-piece of mathematics, such as lists and their operations, or an entire
-logic.  A mathematical development typically involves many theories in
-a hierarchy.  For example, the {\Pure} theory could be extended to
-form a theory for Fig.\ts\ref{fol-fig}; this could be extended in two
-separate ways to form a theory for natural numbers and a theory for
-lists; the union of these two could be extended into a theory defining
-the length of a list:
+\index{theories|bold} A {\bf theory} consists of a signature plus a collection
+of axioms.  The Pure theory contains only the meta-logic.  Theories can be
+combined provided their signatures are compatible.  A theory definition
+extends an existing theory with further signature specifications --- classes,

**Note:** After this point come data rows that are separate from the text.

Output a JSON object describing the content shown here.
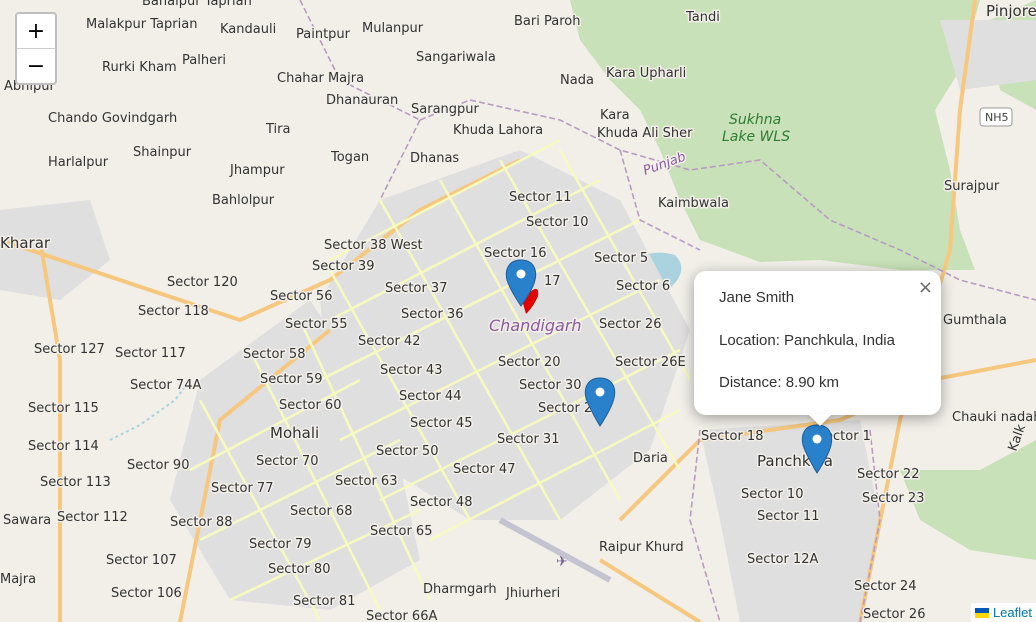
{
  "zoom": {
    "in_label": "+",
    "out_label": "−"
  },
  "popup": {
    "name": "Jane Smith",
    "location": "Location: Panchkula, India",
    "distance": "Distance: 8.90 km",
    "close_label": "×"
  },
  "attribution": {
    "label": "Leaflet",
    "flag_colors": [
      "#0057b7",
      "#ffd700"
    ]
  },
  "marker_color": "#2a81cb",
  "selected_marker_color": "#e00000",
  "map_labels": {
    "banalpur_taprian": "Banalpur Taprian",
    "malakpur_taprian": "Malakpur Taprian",
    "kandauli": "Kandauli",
    "mulanpur": "Mulanpur",
    "paintpur": "Paintpur",
    "palheri": "Palheri",
    "rurki_kham": "Rurki Kham",
    "abhipur": "Abhipur",
    "chahar_majra": "Chahar Majra",
    "dhanauran": "Dhanauran",
    "sangariwala": "Sangariwala",
    "bari_paroh": "Bari Paroh",
    "tandi": "Tandi",
    "pinjore": "Pinjore",
    "nada": "Nada",
    "kara_upharli": "Kara Upharli",
    "kara": "Kara",
    "khuda_ali_sher": "Khuda Ali Sher",
    "khuda_lahora": "Khuda Lahora",
    "sarangpur": "Sarangpur",
    "sukhna": "Sukhna",
    "lake_wls": "Lake WLS",
    "nh5": "NH5",
    "chando_govindgarh": "Chando Govindgarh",
    "tira": "Tira",
    "shainpur": "Shainpur",
    "harlalpur": "Harlalpur",
    "togan": "Togan",
    "dhanas": "Dhanas",
    "punjab": "Punjab",
    "surajpur": "Surajpur",
    "jhampur": "Jhampur",
    "bahlolpur": "Bahlolpur",
    "kaimbwala": "Kaimbwala",
    "sector_11": "Sector 11",
    "sector_10": "Sector 10",
    "kharar": "Kharar",
    "sector_38_west": "Sector 38 West",
    "sector_16": "Sector 16",
    "sector_5": "Sector 5",
    "sector_39": "Sector 39",
    "sector_17": "17",
    "sector_120": "Sector 120",
    "sector_56": "Sector 56",
    "sector_37": "Sector 37",
    "sector_6": "Sector 6",
    "sector_118": "Sector 118",
    "sector_36": "Sector 36",
    "chandigarh": "Chandigarh",
    "sector_26": "Sector 26",
    "gumthala": "Gumthala",
    "sector_55": "Sector 55",
    "sector_42": "Sector 42",
    "sector_127": "Sector 127",
    "sector_117": "Sector 117",
    "sector_58": "Sector 58",
    "sector_20": "Sector 20",
    "sector_26e": "Sector 26E",
    "sector_43": "Sector 43",
    "sector_74a": "Sector 74A",
    "sector_59": "Sector 59",
    "sector_30": "Sector 30",
    "chauki_nadah": "Chauki nadah",
    "sector_115": "Sector 115",
    "sector_44": "Sector 44",
    "sector_28": "Sector 2",
    "sector_60": "Sector 60",
    "sector_45": "Sector 45",
    "mohali": "Mohali",
    "sector_31": "Sector 31",
    "sector_18": "Sector 18",
    "sector_1": "ector 1",
    "sector_114": "Sector 114",
    "sector_50": "Sector 50",
    "daria": "Daria",
    "panchkula": "Panchkula",
    "sector_90": "Sector 90",
    "sector_70": "Sector 70",
    "sector_47": "Sector 47",
    "sector_22": "Sector 22",
    "sector_113": "Sector 113",
    "sector_63": "Sector 63",
    "sector_77": "Sector 77",
    "sector_10p": "Sector 10",
    "sector_23": "Sector 23",
    "sector_48": "Sector 48",
    "sawara": "Sawara",
    "sector_112": "Sector 112",
    "sector_68": "Sector 68",
    "sector_11p": "Sector 11",
    "sector_88": "Sector 88",
    "sector_65": "Sector 65",
    "sector_79": "Sector 79",
    "raipur_khurd": "Raipur Khurd",
    "sector_107": "Sector 107",
    "sector_12a": "Sector 12A",
    "sector_80": "Sector 80",
    "majra": "Majra",
    "dharmgarh": "Dharmgarh",
    "sector_106": "Sector 106",
    "jhiurheri": "Jhiurheri",
    "sector_24": "Sector 24",
    "sector_81": "Sector 81",
    "sector_66a": "Sector 66A",
    "sector_26p": "Sector 26",
    "kalka": "Kalk"
  }
}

+types, constants and mixfix declarations --- plus lists of axioms and
+definitions etc., expressed as strings to be parsed.  A theory can formalize a
+small piece of mathematics, such as lists and their operations, or an entire
+logic.  A mathematical development typically involves many theories in a
+hierarchy.  For example, the Pure theory could be extended to form a theory
+for Fig.\ts\ref{fol-fig}; this could be extended in two separate ways to form
+a theory for natural numbers and a theory for lists; the union of these two
+could be extended into a theory defining the length of a list:
 \begin{tt}
 \[
 \begin{array}{c@{}c@{}c@{}c@{}c}